These are a few things that you can do from your dorm room, but obviously going to the actual on-campus gym will be just as beneficial. With multiple equipment areas at your leisure, it would be tragic to let them go to waste. Or go back to watching your Netflix and enjoying life as a young adult before you even have to think about working out again. That might be what I’m doing right now after this article…

How Not To Lose Your Head At School

July 18, 2014 in Alive Campus, Campus Life, Health

Planner

Planner

The key to keeping your head screwed tight on your shoulders in college is a planner. Generally, you want to stick to a routine, but that will inevitably change from week to week due to interviews or meetings.

You’ll need to do a lot of planning and organizing, and this only starts with homework and paper due dates. It’s important to write down what assignments are due on which date, and to not mix them up. Buying a planner or an agenda will help you feel more secure because you’ll know what you’re doing. You’ll be able to tackle obstacles with a little more confidence.

College revolves around time and you want to figure out ways to beat the clock.  You not only want to make time for things you have to do, but things you want to do. Here, I comprised a small list of important topics and activities you may want to keep in mind and plan for when at college to help you stay healthy, physically and mentally.

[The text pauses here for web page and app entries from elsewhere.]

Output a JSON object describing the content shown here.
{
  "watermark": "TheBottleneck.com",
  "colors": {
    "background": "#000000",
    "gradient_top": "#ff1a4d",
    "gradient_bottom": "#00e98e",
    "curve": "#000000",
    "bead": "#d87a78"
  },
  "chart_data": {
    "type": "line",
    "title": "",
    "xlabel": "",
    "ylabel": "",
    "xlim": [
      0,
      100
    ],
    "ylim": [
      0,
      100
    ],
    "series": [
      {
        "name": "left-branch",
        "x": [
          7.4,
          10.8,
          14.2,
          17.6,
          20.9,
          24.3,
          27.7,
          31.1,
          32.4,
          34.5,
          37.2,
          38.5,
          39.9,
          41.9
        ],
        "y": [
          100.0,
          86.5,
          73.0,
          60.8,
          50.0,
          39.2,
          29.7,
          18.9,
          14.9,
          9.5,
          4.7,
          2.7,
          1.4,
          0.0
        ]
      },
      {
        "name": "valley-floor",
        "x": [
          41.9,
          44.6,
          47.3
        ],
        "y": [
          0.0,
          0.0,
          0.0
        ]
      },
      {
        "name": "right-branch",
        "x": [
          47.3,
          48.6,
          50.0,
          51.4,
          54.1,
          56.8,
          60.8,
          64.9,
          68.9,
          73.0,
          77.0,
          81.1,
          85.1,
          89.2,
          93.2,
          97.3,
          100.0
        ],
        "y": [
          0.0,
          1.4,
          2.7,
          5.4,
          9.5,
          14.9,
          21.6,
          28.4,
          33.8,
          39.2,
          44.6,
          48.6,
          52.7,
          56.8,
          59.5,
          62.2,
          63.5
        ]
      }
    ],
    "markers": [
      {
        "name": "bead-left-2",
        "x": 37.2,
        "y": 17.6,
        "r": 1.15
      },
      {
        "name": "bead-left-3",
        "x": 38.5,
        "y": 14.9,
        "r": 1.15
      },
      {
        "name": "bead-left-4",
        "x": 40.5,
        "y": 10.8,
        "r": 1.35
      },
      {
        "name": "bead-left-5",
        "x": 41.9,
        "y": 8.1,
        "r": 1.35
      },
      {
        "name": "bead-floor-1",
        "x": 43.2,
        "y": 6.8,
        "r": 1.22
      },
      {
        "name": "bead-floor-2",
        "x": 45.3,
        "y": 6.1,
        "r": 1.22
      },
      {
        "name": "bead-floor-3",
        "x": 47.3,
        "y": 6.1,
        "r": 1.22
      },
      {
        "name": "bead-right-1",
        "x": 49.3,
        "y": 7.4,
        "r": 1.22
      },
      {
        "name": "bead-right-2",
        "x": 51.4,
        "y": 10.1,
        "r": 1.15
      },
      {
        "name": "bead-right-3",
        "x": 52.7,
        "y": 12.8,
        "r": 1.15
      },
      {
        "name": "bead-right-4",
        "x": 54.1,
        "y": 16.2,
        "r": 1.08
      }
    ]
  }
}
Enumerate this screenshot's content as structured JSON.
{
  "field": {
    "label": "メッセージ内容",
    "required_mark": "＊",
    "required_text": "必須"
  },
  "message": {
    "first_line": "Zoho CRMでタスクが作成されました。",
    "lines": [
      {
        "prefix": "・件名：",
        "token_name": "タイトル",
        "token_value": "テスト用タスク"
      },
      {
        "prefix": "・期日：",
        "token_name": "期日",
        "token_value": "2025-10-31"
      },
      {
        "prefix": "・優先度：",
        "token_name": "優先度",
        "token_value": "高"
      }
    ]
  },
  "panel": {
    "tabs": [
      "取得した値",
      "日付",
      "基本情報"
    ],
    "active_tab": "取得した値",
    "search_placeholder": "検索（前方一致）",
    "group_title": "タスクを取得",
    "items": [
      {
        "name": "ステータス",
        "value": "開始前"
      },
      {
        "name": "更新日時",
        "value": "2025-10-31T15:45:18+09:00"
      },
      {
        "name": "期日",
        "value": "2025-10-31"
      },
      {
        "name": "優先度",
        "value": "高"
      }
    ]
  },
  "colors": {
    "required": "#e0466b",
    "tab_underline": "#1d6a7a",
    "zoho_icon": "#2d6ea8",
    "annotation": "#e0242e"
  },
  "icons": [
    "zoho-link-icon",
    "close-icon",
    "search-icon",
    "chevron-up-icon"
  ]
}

Exercise Dancing, fitness classes, walking, running, biking. Doing some kind of physical activity for 30 minutes to an hour consistently will make you feel good. You don’t have to do it every day, but have some kind of weekly routine. Routine is the key to not falling off track and making progress. Seeing or feeling progress will make you feel like what you’re doing is worthwhile. Exercising is also said to release stress and help you focus. Having a friend to go to the gym with or run with will be a motivator to keep going, and it will be more fun.

“Me” time Being alone doesn’t have to feel lonely, and it shouldn’t. This is important, especially if you have a roommate, maybe even multiple roommates. When you tend to be surrounded by people, sometimes you just need a break. When I have alone time, I like to write in a journal to reflect on myself and my life, or do something creative. You might have more fun by yourself than you’d expect.

Time for a hobby Discover a new hobby, or continue one you’ve had for a while. Playing an instrument, knitting, drawing, or whatever it is you like to do. This could be alone time or something to do with a small group of friends. Even though you might always be rushing around from class, to work, to a meeting, it’s important to take time to continue to do something you love. If possible, plan this for every day or every few days, so you don’t lose touch with it.

Friend time This one seems nearly obvious, but you’d be surprised. I don’t just mean school friends, but friends from home as well. Sometimes I just get so caught up with what I’m doing, and my friends do the same so much that I barely talk to most of them when I’m at school. Granted, when we return home on break, it’s as if we never lost contact, but we still don’t hear much from each other. Whether you choose to send mail, make a short phone call, or text them, that little message will go a long way, and will hopefully help them to keep you in mind more often than not.

Family As much as you may like living at school, don’t forget about the people who helped you get there. Your family is the rock you can keep returning to when things aren’t going right. As you get older, you see your parents as human beings, and not just mom and dad. Call them, plan to have them visit campus, or go home for the weekend. When you come home on holidays and breaks, make an effort to spend time with them. They’ll appreciate it more than you probably think.

Good luck in college. A planner may seem small, but it’ll keep your head above water and make your life so much easier.